JEFFERSON CITY — School officials across Missouri are using Gov. Jay Nixon's online suggestion box to take a second try at getting federal stimulus dollars for construction projects.
Nixon launched a Web site one week ago to solicit ideas on how Missouri should spend the billions of dollars it is due to receive from the $787 billion federal package.
It took less than 72 hours for the governor's office to receive more than 1,000 responses, ranging from the serious to the silly. It's no coincidence that dozens of school superintendents were among the first to click "submit."
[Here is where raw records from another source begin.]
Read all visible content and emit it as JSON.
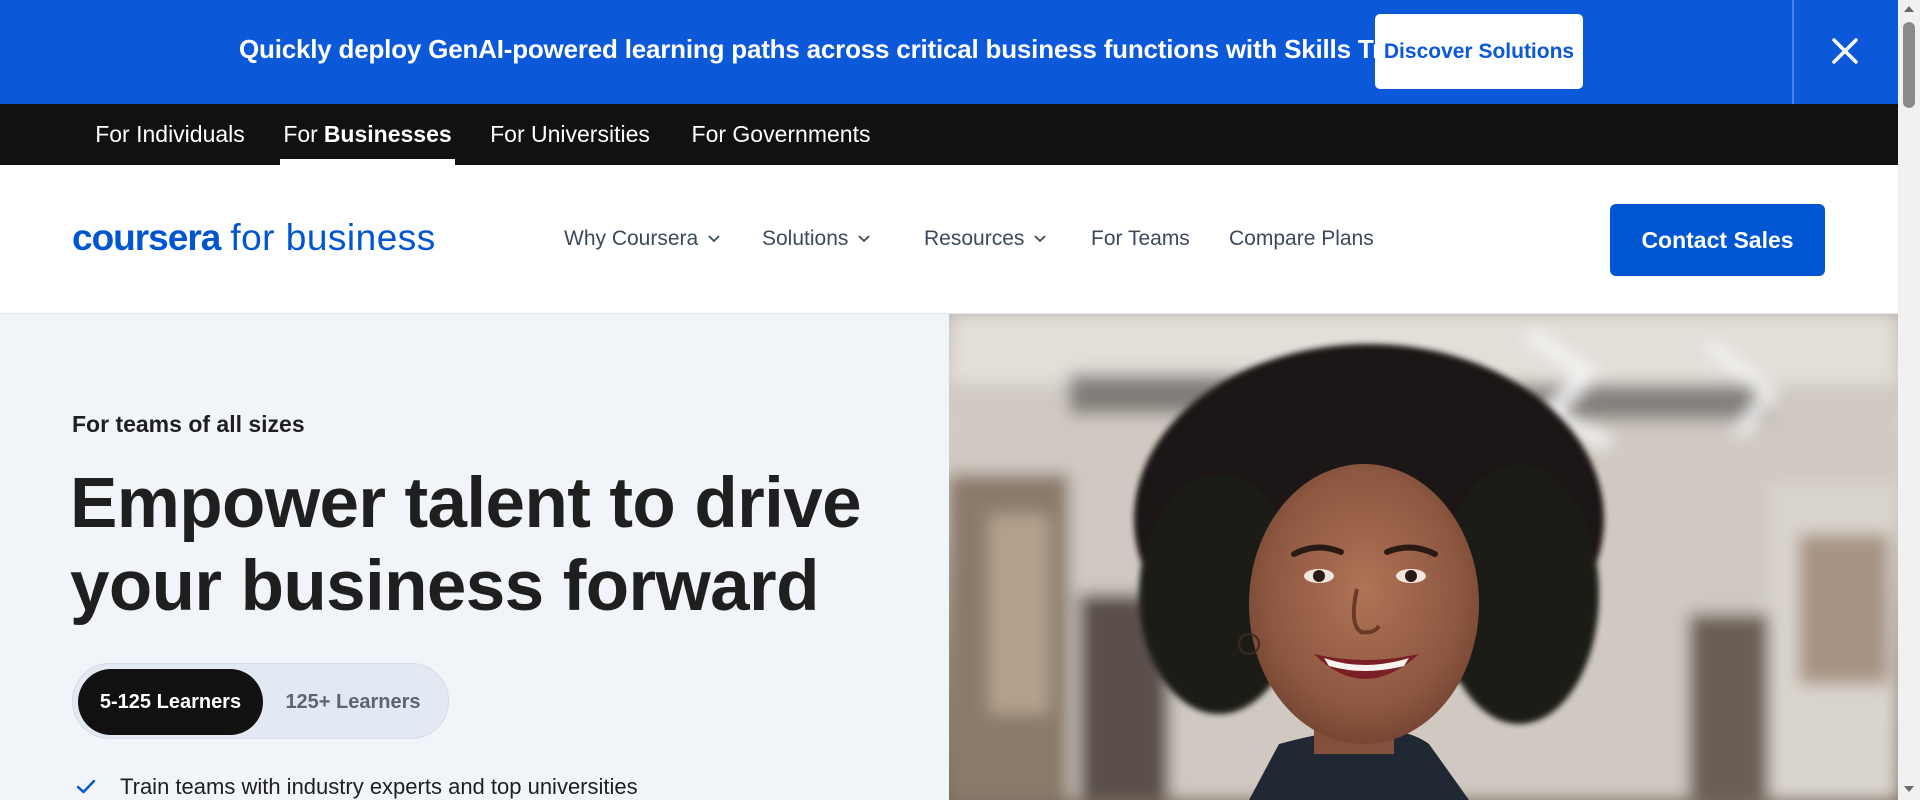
{
  "banner": {
    "message": "Quickly deploy GenAI-powered learning paths across critical business functions with Skills Tracks",
    "cta_label": "Discover Solutions",
    "close_icon": "close-icon"
  },
  "audience_nav": {
    "individuals": "For Individuals",
    "businesses_prefix": "For",
    "businesses_strong": "Businesses",
    "universities": "For Universities",
    "governments": "For Governments",
    "active": "For Businesses"
  },
  "header": {
    "logo_brand": "coursera",
    "logo_suffix": "for business",
    "nav": {
      "why": "Why Coursera",
      "solutions": "Solutions",
      "resources": "Resources",
      "teams": "For Teams",
      "compare": "Compare Plans"
    },
    "contact_label": "Contact Sales"
  },
  "hero": {
    "eyebrow": "For teams of all sizes",
    "headline_line1": "Empower talent to drive",
    "headline_line2": "your business forward",
    "toggle_small": "5-125 Learners",
    "toggle_large": "125+ Learners",
    "toggle_selected": "5-125 Learners",
    "bullet_1": "Train teams with industry experts and top universities"
  },
  "colors": {
    "banner_bg": "#0b58d9",
    "brand_blue": "#0056d2",
    "audience_bg": "#111111",
    "hero_bg": "#f1f4f9"
  }
}
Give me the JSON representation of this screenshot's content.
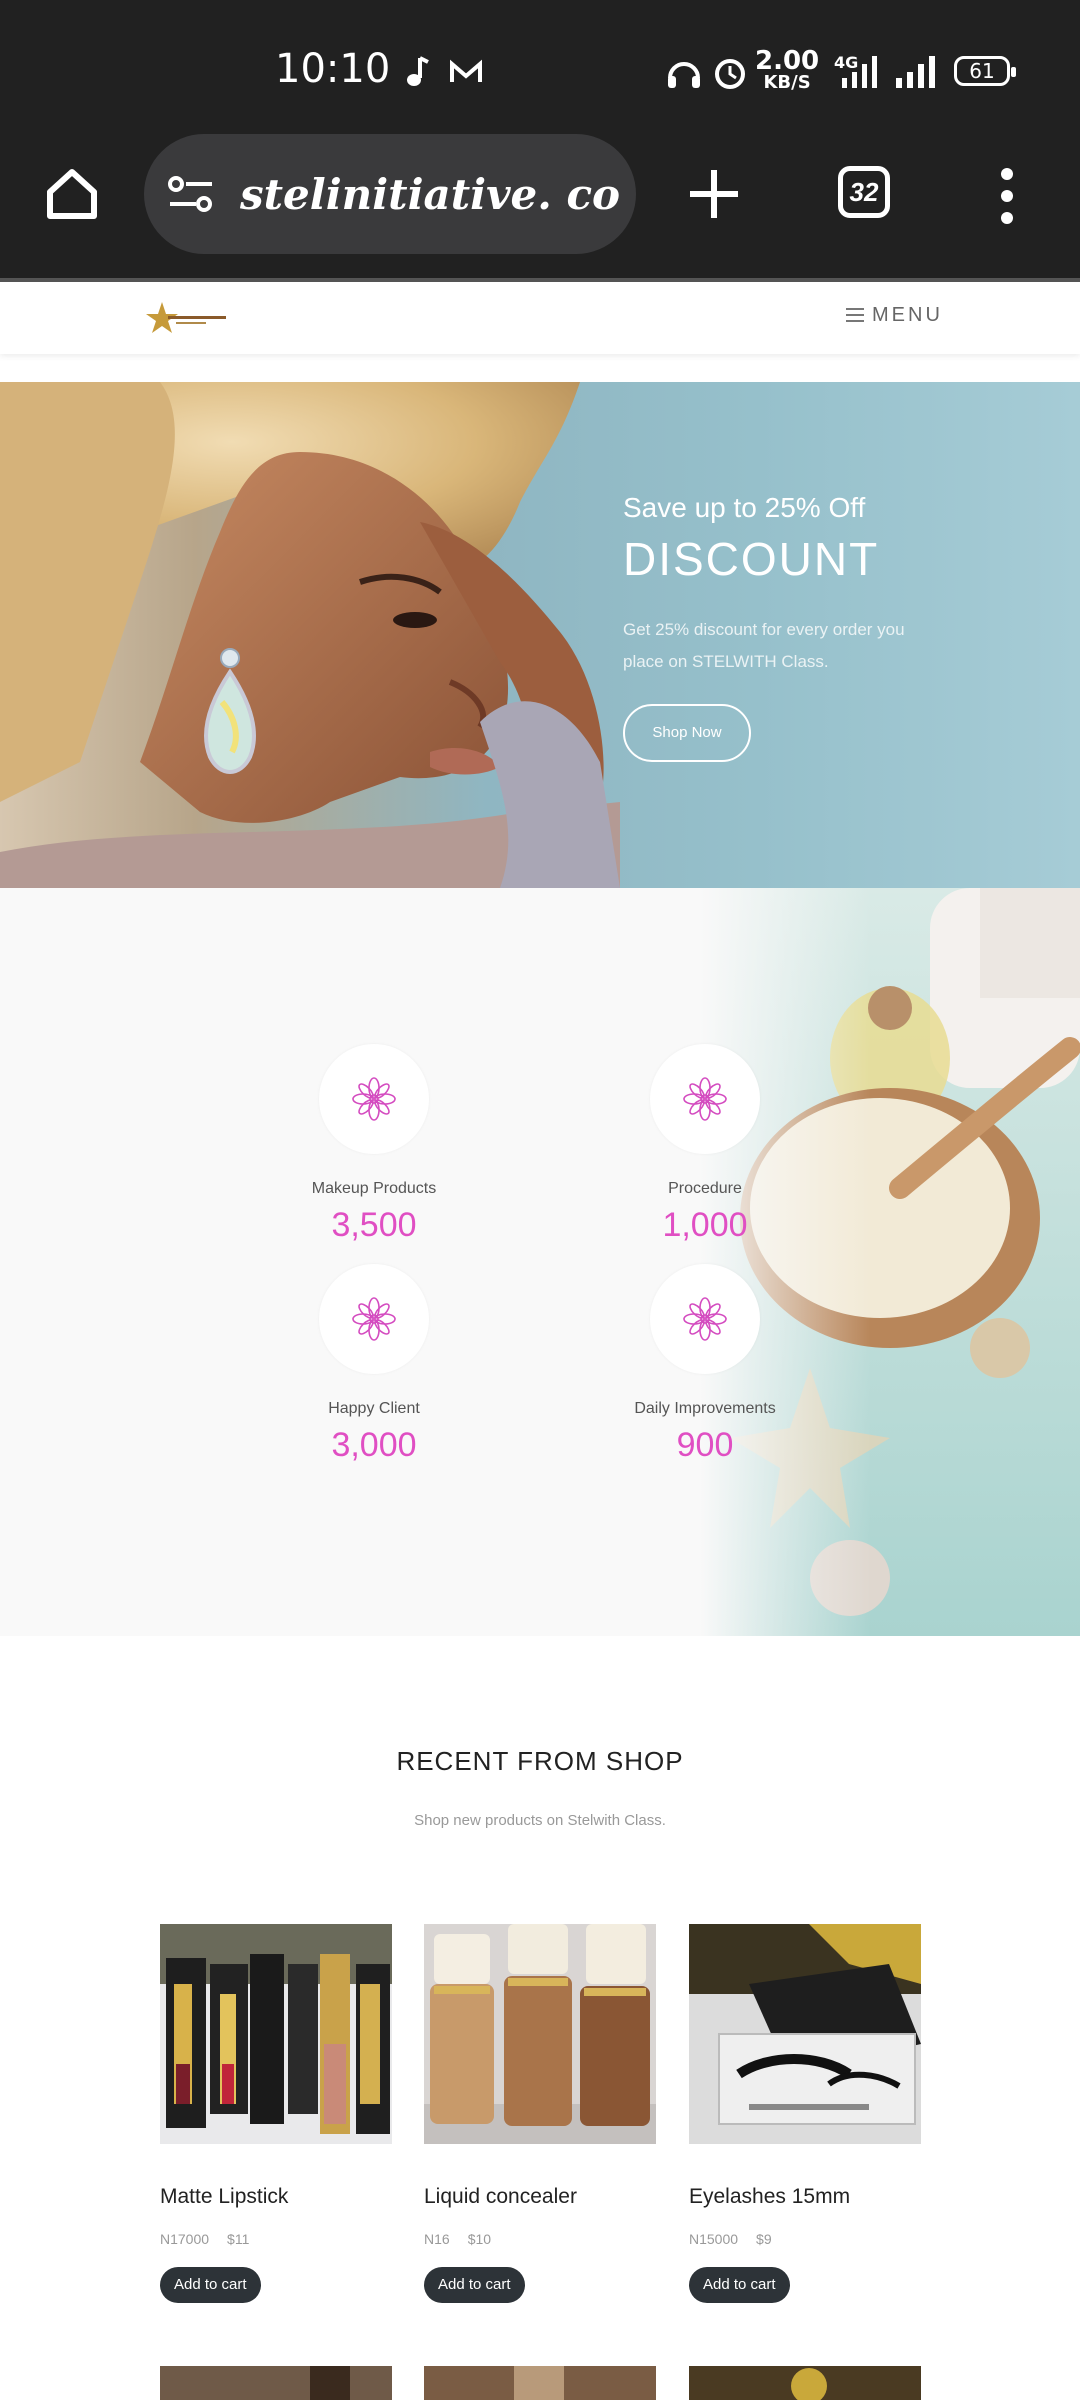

When then-President-elect Barack Obama outlined his plan for an economic stimulus package last year, school construction was listed with such infrastructure projects as road repairs and expanded high-speed Internet service as targets for the money.
To help make a case to federal officials, the American Association of School Administrators solicited proposals for ready-to-go projects from schools across the nation. Missouri's schools were at the head of the class.
Of the 796 proposals from superintendents nationwide, 244 came from Missouri — a little less than one-third of the total and far more than from any other state. Missouri school officials proposed new construction totaling $628 million and renovations costing $353 million.
At one point, it looked like their efforts might pay off. The House passed a bill containing $13.3 billion for school construction projects, including an estimated $228 million share for Missouri. But the Senate took the money out, and it wasn't included in the version ultimately signed by Obama.
Although no money is earmarked for school construction, education officials are hopeful that part of Missouri's $1.3 billion in education stimulus money might still be routed to such things as school roofs and windows.
Nixon launched his online suggestion site on a Monday morning. Within hours, the executive director of the Missouri Association of School Administrators sent an e-mail to superintendents providing a link to Nixon's site along with an overview of the stimulus package. School superintendents took quick action.
The deputy superintendent in Rolla submitted an online proposal for more than $4 million to add new science classrooms and laboratories at the high school. The superintendent for the Tina-Avalon School District in Carroll County proposed $1.5 million to replace its 54-year-old doors and windows with more energy efficient models and to install a security system recommended by the sheriff's office.
From Archie to Weableau and districts alphabetically in between, superintendents sought improved gymnasiums, new heating and air conditioning systems, paved parking lots, preschool facilities and performing arts centers.
For good measure, Crocker Superintendent Jim Bogle submitted two proposals within 20 minutes of each other — one for a 5,000 square foot Vocational Agricultural Building with an attached 1,000 square foot greenhouse; the other for a new school cafeteria that would double as a community tornado shelter capable of protecting about 1,100 people.
School officials aren't the only ones using Nixon's Web site to lobby for money.
To emphasis its online request, American Energy Producers Inc. announced through a press release Friday that it had submitted a proposal seeking money to complete construction of its soybean crushing and biodiesel plant in Carrollton. The $164 million facility could create 46 jobs and eventually generate $69 million in revenues to the state, according to the company.
One of the bigger grassroots lobbying efforts on Nixon's Web site comes from supporters of the Metro bus and light-rail system in the St. Louis area. On March 30, the financially strapped mass-transit system plans to eliminate about 2,300 of its 9,000 bus stops, cut back on the frequency of its trains and lay off almost one-quarter of its staff.
Metro expects to get some federal stimulus money for repairs, but not for its operations, said spokeswoman Dianne Williams. State lawmakers historically have been reluctant to bail out Metro.
Nixon spokeswoman Scott Holste says state employees have begun combing through the suggestions. A large number of people speaking in favor of a project could help demonstrate support for it, Holste said.
But "we are going to focus on the quality of proposals, not the quantity that may come in on a specific proposal," Holste added.
Even good ideas may run into trouble if the still-being-developed federal regulations restrict money from going toward particular projects. And even if Nixon likes an idea, spending decisions ultimately must be made by legislators who craft the state budget.
It's unclear, for example, whether legislators will be able to route any stimulus money to school construction. Legislators never specifically have budgeted money for that before, said associate education commissioner Gerri Ogle.
But that hasn't stopped schools officials from asking for it now.